*** INPUT DATA ***

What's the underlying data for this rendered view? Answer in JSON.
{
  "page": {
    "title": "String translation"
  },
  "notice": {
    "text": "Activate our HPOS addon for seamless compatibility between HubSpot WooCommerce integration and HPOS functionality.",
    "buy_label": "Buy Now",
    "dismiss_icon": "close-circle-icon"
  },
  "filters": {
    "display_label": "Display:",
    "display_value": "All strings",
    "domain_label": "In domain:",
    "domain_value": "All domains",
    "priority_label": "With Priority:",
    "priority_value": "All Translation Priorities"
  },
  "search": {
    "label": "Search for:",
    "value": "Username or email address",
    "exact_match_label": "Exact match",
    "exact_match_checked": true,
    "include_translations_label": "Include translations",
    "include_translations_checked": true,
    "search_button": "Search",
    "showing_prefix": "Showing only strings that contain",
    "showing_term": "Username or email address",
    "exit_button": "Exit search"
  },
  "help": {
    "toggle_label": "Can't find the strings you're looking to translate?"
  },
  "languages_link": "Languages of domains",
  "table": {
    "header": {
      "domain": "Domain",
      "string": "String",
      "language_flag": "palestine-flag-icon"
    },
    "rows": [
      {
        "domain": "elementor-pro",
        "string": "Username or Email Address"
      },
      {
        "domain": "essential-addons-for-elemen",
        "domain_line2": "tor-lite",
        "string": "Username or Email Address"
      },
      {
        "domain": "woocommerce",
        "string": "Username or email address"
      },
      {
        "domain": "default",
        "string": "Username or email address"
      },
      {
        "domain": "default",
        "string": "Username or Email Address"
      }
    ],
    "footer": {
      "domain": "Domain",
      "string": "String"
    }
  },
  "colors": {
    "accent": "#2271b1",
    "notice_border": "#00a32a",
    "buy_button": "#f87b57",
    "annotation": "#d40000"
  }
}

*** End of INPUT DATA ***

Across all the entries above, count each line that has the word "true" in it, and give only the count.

◆ EXPECTED OUTPUT ◆
2